John Walker is well-known in Stockton for being the inventor of the friction match in 1826. However, he went uncredited for his discovery for decades until independent researchers gave him the recognition he deserved.

Portrait engraving of John Walker. Image courtesy of Preston Park Museum.

John Walker was born on 29th May 1781 in Stockton, the third son to a local grocer and wine merchant, also named John Walker. His father owned a grocer’s shop on the High Street, and he was able to send John Walker Jnr to Stockton Grammar School.

He was educated in chemistry, mineralogy and botany, and at first, he aspired to be a surgeon. However, the work of a surgeon was too graphic for him and he became a wholesale drug seller instead. He settled in Stockton, opening his own chemists’ shop on the High Street in 1819.

Artist’s impression of John Walker’s chemist shop on Stockton High Street. Image courtesy of Preston Park Museum.

At this time in John Walker’s life new discoveries were being made in the creation of light. Fossil fuels such as coal and gas were used for generating light and heat. Walker’s work as an independent chemist allowed him to experiment with chemicals and explosives, and he began looking for a way to ignite fire safely and easily.

In 1826 he created his first friction match by accident, when he scraped a wooden stick he had been using for stirring chemicals against his hearth at home, and it caught alight. He perfected the chemical formula and sold his first box of friction matches at his shop on 7th April 1827.

Walker did not patent his matches, even after being told to by the renowned scientist Michael Faraday. As a result, other inventors were able to take his invention and make their own friction matches. But Walker was still successful in selling his matches and was able to retire and live comfortably off his earnings. He died in Stockton on 1st May 1859, and at the time remained uncredited for his invention.

A photograph of John Walker’s home (marked with an X). Image courtesy of Preston Park Museum.

In the years following Walker’s death, researchers uncovered his invention and appealed for him to be publicly recognised as the inventor of the friction match. One of these researchers was a local man, Joseph Parrott, who presented lectures about Walker and argued in favour of a monument being built to him in 1895 (you can read more about Joseph Parrott here). It was not until 1977 that a sculpture of John Walker was unveiled in Stockton Town Centre to celebrate the 150th Anniversary of the Invention of the friction match.
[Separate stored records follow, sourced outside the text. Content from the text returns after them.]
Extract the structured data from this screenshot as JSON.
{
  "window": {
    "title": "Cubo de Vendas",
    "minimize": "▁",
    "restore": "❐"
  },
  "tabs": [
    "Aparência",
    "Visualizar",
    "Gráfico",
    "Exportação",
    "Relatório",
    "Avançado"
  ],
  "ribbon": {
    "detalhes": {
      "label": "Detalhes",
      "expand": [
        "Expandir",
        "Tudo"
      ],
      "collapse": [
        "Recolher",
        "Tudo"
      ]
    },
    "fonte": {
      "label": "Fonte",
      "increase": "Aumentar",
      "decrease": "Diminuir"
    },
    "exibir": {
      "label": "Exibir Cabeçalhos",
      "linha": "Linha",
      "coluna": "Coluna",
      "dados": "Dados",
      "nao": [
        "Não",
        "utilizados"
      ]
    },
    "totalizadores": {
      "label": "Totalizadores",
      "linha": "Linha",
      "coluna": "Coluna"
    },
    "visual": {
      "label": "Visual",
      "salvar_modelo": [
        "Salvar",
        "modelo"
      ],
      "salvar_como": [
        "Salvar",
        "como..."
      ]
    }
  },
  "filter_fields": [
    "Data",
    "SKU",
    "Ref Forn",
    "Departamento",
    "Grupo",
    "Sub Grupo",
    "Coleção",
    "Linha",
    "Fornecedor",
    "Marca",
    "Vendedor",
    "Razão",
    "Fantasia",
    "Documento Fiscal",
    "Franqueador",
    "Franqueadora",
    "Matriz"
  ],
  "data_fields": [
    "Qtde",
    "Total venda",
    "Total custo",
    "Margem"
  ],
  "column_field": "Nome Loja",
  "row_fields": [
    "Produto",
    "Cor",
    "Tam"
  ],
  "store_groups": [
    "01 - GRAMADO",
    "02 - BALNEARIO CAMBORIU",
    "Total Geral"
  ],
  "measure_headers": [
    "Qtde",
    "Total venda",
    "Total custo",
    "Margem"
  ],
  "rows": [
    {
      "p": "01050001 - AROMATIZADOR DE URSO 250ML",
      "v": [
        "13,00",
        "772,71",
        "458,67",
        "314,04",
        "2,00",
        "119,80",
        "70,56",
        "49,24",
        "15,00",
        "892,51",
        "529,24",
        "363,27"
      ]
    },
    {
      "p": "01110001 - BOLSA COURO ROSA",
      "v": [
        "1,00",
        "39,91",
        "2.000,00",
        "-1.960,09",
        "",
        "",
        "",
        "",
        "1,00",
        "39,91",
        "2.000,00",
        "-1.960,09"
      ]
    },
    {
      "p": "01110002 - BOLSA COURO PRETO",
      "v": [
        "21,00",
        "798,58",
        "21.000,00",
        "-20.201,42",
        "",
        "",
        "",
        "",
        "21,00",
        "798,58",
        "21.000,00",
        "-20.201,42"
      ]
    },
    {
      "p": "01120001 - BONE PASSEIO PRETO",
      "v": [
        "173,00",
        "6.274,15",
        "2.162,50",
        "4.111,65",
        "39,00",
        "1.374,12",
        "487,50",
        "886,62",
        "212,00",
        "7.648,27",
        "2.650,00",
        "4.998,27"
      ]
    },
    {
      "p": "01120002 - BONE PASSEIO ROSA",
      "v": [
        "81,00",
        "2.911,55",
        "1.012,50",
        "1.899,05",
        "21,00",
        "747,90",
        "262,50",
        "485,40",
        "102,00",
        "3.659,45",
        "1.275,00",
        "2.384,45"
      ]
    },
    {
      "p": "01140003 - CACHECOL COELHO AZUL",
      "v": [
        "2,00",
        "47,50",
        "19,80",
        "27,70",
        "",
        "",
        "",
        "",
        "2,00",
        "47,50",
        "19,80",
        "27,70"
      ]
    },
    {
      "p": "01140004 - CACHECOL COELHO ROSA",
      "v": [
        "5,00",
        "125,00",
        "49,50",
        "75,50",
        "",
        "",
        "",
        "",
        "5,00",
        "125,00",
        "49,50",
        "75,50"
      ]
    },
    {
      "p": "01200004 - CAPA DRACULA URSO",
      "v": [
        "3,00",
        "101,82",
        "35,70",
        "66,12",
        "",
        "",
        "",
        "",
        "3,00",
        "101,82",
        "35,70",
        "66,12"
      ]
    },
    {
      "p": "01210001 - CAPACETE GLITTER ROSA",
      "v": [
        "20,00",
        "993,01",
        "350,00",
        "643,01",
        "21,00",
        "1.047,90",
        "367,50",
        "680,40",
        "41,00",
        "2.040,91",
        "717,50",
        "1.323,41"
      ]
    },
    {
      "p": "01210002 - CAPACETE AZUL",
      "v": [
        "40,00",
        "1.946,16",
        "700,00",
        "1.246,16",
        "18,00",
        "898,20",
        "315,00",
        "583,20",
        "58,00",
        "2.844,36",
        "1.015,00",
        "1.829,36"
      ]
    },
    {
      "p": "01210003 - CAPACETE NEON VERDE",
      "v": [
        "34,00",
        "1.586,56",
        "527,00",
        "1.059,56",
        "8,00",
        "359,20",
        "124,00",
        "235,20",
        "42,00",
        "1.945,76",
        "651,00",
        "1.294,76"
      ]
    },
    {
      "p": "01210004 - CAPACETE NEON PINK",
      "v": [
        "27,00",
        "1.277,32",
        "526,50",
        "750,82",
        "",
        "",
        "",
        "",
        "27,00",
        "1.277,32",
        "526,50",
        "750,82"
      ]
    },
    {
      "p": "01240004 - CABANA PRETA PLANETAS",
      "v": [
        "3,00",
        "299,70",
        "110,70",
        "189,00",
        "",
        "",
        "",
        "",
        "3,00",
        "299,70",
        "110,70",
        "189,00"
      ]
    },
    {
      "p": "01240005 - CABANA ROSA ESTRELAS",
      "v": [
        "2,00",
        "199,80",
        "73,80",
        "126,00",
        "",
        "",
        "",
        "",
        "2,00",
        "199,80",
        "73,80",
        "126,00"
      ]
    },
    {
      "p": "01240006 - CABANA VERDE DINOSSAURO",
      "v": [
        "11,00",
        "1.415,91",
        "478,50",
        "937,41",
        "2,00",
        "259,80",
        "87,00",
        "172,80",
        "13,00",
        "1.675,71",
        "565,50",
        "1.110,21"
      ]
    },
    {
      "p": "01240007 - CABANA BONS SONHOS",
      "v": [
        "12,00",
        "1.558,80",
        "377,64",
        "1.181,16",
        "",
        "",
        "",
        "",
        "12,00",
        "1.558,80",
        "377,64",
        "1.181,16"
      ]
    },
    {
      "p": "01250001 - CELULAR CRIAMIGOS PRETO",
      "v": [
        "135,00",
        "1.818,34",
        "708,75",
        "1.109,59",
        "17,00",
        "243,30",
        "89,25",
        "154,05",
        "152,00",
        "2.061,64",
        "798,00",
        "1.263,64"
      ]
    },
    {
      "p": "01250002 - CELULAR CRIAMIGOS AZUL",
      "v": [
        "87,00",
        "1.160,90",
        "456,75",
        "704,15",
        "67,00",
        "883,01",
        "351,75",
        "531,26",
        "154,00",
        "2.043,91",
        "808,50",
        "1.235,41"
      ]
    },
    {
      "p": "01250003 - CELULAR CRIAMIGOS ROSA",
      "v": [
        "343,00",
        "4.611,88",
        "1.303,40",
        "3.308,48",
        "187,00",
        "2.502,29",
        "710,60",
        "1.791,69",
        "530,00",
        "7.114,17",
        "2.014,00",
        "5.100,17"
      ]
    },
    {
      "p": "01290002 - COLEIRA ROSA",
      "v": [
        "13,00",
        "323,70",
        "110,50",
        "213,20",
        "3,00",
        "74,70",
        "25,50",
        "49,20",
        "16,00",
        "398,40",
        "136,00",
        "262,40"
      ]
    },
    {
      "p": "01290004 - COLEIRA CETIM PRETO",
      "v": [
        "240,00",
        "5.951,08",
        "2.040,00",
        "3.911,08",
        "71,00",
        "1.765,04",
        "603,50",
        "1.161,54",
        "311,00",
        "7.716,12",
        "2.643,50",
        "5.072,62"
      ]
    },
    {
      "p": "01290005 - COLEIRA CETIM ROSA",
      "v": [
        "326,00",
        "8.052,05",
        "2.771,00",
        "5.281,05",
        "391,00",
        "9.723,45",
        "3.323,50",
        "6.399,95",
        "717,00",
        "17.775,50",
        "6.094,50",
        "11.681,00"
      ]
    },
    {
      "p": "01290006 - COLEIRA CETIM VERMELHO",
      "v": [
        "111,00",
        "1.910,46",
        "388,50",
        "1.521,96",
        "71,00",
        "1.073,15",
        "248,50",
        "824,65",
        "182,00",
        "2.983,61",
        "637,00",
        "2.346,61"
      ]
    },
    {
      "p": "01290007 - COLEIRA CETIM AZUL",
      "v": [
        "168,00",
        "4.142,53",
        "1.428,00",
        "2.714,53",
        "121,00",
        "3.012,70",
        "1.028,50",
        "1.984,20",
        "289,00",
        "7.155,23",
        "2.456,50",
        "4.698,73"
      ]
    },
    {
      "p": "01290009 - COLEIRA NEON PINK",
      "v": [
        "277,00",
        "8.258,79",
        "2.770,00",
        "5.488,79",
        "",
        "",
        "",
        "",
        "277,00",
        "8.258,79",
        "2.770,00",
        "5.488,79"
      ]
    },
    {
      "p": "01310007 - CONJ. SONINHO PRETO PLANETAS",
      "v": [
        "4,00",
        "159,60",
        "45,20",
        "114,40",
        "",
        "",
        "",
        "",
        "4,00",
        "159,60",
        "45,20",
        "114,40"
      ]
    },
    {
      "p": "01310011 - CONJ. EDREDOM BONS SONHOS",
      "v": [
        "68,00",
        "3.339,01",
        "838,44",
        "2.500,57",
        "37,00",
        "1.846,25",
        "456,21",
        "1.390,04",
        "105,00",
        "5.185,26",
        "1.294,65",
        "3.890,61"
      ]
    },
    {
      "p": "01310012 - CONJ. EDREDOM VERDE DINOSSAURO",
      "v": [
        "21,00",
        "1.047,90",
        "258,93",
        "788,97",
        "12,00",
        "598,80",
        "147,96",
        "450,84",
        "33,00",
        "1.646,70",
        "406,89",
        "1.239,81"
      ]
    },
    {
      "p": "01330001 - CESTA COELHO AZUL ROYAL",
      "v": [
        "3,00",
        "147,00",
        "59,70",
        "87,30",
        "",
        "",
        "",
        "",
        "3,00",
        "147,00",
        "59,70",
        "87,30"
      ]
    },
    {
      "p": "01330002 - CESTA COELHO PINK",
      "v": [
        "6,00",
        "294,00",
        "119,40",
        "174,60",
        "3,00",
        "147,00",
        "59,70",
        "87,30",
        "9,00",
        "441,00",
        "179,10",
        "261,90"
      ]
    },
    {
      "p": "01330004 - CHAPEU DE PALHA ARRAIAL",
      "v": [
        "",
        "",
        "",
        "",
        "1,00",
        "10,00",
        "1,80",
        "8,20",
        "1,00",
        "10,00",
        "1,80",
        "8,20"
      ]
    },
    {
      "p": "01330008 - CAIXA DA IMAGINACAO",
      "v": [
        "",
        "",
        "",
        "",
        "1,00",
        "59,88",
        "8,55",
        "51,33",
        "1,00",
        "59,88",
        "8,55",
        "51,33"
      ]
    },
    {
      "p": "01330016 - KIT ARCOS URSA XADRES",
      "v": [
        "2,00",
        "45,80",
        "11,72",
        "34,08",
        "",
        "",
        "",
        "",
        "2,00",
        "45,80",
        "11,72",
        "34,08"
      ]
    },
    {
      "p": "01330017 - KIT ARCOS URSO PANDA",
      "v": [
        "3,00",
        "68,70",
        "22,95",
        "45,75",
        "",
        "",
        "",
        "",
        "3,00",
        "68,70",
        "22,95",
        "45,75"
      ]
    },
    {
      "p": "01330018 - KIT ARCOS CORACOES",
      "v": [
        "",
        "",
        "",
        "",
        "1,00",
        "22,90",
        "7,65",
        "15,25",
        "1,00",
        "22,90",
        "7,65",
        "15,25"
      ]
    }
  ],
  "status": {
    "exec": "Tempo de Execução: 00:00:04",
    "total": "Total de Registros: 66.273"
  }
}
John Walker’s legacy is also reflected in a replica of his chemist shop at Preston Park Museum’s Victorian Street, and an original John Walker friction match is held in the collection.

John Walker’s sculpture in Stockton Town Centre. Image courtesy of Preston Park Museum.